**Task description**
Find all lines with the word "JSON" in the material, then copy them.

>>>

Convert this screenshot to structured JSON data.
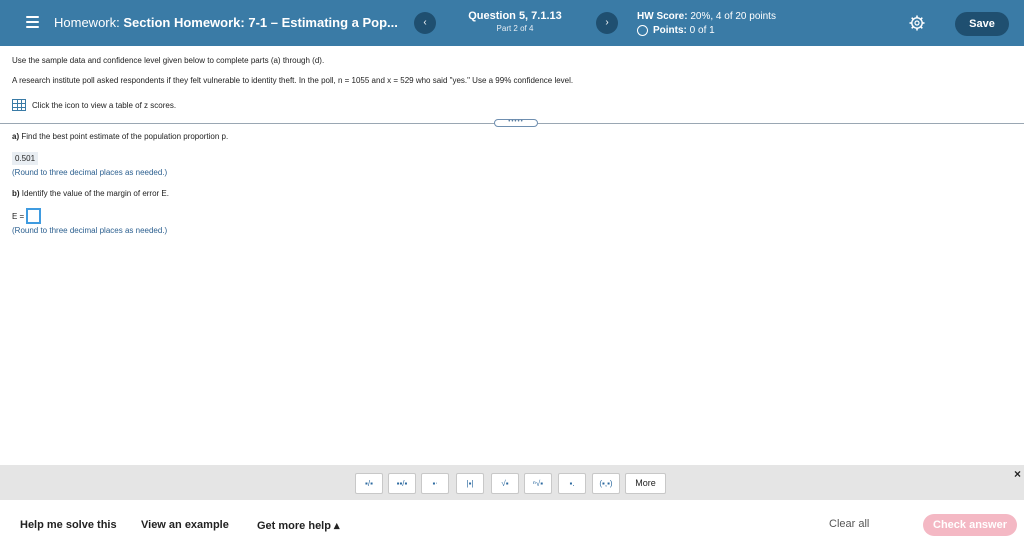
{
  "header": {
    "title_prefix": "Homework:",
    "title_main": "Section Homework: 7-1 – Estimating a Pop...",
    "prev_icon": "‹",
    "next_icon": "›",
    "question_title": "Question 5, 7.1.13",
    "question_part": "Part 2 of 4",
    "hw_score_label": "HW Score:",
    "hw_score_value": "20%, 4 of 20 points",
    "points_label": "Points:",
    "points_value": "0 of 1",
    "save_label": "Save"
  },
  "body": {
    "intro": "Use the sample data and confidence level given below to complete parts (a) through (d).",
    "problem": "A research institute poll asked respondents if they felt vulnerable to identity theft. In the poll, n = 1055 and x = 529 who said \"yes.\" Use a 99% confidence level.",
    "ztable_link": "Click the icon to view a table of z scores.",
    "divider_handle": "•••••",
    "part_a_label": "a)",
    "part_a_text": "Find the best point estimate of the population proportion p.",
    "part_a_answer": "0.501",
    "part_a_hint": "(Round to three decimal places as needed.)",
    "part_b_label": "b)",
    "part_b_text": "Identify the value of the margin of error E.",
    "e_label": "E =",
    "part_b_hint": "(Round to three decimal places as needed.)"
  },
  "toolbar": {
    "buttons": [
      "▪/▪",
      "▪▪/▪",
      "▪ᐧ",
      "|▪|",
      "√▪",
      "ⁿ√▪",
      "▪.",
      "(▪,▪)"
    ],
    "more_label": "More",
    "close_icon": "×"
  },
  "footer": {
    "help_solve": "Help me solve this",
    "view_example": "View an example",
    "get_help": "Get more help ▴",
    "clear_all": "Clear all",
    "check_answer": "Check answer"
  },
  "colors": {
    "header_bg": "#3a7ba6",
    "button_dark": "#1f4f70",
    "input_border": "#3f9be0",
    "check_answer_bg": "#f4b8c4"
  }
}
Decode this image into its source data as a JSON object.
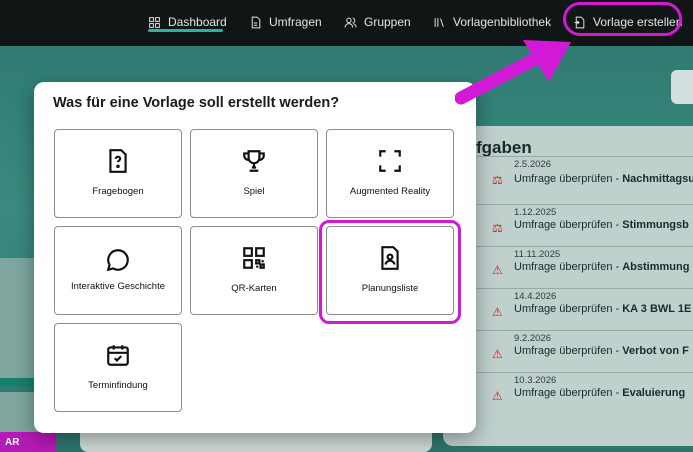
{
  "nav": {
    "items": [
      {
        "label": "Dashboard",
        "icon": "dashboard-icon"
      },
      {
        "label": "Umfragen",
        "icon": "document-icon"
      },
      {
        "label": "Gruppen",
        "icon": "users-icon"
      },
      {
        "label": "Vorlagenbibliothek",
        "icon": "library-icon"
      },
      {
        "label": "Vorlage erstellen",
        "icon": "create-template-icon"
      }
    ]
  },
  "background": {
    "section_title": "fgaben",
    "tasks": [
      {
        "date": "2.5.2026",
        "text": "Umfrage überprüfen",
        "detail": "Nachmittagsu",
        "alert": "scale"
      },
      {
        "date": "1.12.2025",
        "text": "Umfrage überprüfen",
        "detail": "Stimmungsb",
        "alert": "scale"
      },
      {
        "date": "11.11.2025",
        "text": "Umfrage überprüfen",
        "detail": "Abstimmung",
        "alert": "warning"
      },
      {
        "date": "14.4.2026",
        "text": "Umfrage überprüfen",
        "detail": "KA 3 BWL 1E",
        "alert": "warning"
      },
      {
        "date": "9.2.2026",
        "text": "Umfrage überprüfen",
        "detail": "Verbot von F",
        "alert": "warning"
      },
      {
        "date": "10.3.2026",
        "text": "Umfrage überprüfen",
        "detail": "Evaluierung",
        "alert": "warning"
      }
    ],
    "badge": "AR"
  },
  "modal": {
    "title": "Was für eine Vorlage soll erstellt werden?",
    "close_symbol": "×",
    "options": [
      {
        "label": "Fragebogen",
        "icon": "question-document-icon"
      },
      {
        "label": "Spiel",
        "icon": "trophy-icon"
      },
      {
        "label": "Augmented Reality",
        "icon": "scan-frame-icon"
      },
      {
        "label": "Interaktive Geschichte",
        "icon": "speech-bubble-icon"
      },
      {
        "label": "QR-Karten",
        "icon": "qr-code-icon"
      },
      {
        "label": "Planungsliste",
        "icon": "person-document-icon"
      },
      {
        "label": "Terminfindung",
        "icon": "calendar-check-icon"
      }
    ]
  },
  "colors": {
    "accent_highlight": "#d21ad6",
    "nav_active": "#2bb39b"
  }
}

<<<

**Task result**
Convert this screenshot to structured JSON data.
Decode this image into its source data as a JSON object.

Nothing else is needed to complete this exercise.